# [EXERCISE DIRECTIONS]
What lines in the data below mention the string "Define"? Copy them out.

########################################

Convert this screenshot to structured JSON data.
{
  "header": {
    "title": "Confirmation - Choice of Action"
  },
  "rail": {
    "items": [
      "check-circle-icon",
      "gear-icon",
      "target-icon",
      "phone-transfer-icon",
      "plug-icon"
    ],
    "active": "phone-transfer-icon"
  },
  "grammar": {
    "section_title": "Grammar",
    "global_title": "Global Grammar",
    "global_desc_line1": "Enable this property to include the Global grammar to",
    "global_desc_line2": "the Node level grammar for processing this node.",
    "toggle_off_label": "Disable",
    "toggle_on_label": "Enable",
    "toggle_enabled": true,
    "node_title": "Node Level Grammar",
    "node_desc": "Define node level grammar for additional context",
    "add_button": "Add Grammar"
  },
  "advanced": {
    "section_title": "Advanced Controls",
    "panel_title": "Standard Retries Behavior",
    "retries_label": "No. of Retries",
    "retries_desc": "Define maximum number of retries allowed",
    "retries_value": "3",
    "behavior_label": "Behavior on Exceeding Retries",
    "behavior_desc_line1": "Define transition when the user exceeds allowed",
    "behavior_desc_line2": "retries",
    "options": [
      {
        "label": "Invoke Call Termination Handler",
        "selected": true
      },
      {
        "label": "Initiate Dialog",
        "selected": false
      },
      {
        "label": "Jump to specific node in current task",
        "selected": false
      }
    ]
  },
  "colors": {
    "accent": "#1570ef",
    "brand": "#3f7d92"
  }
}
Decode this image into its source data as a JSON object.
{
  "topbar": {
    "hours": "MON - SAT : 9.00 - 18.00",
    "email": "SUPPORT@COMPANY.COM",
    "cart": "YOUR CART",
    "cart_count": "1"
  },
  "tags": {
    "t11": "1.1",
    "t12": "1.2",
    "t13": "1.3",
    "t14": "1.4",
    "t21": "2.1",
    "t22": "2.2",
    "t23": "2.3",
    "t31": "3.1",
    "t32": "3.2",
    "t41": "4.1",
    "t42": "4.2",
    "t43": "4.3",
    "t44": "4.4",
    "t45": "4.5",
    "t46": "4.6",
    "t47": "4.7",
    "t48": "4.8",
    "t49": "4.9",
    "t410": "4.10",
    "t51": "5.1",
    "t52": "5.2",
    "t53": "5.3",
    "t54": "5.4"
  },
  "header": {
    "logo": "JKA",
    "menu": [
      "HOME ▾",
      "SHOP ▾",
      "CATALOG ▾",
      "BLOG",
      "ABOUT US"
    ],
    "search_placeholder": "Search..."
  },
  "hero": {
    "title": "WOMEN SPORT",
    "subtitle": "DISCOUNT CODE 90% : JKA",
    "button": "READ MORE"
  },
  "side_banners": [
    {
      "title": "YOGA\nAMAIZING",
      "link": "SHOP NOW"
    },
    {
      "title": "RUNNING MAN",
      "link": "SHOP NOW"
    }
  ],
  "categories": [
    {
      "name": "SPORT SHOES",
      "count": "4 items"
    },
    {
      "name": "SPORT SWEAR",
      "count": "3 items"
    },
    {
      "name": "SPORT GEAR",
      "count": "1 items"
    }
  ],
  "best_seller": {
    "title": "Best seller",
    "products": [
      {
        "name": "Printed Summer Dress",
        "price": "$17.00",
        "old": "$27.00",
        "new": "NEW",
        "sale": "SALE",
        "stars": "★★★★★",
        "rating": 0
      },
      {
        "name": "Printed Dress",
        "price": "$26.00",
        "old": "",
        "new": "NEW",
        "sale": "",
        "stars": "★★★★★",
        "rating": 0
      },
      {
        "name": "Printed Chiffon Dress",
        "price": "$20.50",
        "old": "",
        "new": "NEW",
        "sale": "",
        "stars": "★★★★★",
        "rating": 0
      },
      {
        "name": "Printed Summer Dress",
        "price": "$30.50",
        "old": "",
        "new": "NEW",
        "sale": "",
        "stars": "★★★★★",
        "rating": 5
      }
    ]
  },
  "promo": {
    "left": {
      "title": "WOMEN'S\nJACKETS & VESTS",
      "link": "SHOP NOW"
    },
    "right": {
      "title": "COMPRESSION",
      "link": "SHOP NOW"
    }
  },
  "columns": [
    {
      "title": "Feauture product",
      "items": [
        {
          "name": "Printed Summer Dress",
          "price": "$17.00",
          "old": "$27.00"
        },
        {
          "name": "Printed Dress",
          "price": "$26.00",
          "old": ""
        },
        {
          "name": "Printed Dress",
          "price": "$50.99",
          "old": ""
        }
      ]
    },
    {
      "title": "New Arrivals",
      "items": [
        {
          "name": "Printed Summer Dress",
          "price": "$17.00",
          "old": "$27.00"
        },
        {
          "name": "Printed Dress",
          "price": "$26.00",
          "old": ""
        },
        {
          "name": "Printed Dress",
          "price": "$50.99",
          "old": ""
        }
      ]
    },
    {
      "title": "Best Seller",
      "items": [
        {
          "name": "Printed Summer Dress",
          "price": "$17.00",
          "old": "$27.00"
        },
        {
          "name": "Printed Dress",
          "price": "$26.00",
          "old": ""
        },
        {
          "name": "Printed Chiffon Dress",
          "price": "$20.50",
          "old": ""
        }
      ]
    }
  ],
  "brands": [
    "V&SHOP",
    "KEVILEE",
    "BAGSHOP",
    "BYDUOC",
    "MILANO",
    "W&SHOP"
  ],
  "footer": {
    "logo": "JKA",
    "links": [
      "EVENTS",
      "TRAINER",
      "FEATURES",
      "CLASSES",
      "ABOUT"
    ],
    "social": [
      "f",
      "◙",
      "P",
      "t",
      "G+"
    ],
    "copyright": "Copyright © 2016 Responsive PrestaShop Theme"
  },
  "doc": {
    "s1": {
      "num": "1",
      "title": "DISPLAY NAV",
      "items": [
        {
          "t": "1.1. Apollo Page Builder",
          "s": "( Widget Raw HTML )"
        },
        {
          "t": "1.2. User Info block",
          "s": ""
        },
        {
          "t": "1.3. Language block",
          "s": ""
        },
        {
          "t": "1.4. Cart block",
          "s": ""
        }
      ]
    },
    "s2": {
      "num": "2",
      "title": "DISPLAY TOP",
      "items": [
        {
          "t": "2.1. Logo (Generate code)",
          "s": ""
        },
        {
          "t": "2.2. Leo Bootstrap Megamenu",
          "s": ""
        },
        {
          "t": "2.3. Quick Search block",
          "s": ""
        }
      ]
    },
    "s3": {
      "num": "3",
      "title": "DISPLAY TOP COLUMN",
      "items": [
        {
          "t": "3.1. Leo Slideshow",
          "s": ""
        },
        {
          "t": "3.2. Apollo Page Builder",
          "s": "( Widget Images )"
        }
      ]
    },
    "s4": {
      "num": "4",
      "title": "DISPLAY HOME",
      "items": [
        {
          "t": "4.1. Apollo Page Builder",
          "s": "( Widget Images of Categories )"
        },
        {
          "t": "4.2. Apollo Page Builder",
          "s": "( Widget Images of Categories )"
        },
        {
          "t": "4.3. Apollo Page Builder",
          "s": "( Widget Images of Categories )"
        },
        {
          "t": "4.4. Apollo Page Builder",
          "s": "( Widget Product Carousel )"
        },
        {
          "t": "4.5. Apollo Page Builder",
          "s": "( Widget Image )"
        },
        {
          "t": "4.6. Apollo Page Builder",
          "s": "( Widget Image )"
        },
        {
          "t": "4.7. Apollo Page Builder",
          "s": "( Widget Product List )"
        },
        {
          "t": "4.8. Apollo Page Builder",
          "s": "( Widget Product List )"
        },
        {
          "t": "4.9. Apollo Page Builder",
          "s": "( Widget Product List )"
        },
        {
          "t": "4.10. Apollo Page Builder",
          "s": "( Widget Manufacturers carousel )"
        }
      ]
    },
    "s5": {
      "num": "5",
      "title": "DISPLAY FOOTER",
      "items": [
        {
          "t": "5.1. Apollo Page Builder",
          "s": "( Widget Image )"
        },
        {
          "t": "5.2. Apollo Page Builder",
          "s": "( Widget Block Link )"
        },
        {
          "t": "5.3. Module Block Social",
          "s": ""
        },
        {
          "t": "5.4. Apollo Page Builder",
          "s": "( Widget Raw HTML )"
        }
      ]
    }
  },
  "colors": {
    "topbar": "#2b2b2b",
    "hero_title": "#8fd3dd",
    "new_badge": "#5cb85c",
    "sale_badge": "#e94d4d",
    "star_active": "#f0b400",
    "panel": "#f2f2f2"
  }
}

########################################

# [ANSWER BELOW]
    "node_desc": "Define node level grammar for additional context",
    "retries_desc": "Define maximum number of retries allowed",
    "behavior_desc_line1": "Define transition when the user exceeds allowed",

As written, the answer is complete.